On this day (March 2), Claudette Colvin became the first person to challenge the racial segregation in intrastate public transportation. Nine months prior to Rosa Parks, 15-year-old Claudette refused to give up her seat to a white woman. Educated about black history and her constitutional rights, Claudette recalls years later, “I couldn’t get up that day…History kept me stuck to my seat. I felt the hand of Harriet Tubman pushing down on one shoulder and Sojourner Truth pushing down on the other.” Ms. Colvin was one of four women plaintiffs in Browder v. Gayle, the court case that successfully overturned bus segregation laws in Montgomery and Alabama.

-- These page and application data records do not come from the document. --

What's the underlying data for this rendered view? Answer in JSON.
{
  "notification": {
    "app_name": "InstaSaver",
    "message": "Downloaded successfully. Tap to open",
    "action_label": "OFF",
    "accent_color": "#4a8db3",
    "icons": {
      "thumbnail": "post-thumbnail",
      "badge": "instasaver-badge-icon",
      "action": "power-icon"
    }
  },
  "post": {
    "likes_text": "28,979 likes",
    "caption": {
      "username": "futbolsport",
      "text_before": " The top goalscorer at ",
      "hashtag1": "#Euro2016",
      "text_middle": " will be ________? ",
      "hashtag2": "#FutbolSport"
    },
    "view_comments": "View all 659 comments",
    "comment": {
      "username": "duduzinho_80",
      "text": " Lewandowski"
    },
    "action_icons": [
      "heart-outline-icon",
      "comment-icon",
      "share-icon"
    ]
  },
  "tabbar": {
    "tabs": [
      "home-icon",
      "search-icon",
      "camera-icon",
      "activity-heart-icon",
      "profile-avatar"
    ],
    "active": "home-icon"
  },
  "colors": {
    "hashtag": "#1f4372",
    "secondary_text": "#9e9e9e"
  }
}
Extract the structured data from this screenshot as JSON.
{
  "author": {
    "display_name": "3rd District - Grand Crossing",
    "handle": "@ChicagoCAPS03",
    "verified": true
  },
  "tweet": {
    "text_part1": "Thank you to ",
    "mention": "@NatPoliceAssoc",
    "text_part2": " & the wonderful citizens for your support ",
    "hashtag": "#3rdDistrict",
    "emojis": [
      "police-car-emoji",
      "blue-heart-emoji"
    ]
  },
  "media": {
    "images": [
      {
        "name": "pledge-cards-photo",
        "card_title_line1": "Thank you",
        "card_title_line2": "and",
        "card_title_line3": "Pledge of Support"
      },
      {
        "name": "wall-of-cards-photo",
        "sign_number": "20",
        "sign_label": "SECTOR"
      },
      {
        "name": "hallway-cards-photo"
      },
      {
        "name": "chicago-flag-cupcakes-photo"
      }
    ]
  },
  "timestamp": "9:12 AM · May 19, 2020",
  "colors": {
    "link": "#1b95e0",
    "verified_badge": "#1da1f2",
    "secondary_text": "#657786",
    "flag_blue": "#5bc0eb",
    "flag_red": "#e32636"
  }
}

Colvin’s story had long been muted within the civil rights era narrative. In 2009, Phillip Hoose gave voice to Colvin’s story with his book: Claudette Colvin: Twice Toward Justice. Hoose’s book is available for purchase in the Schomburg Gift Shop.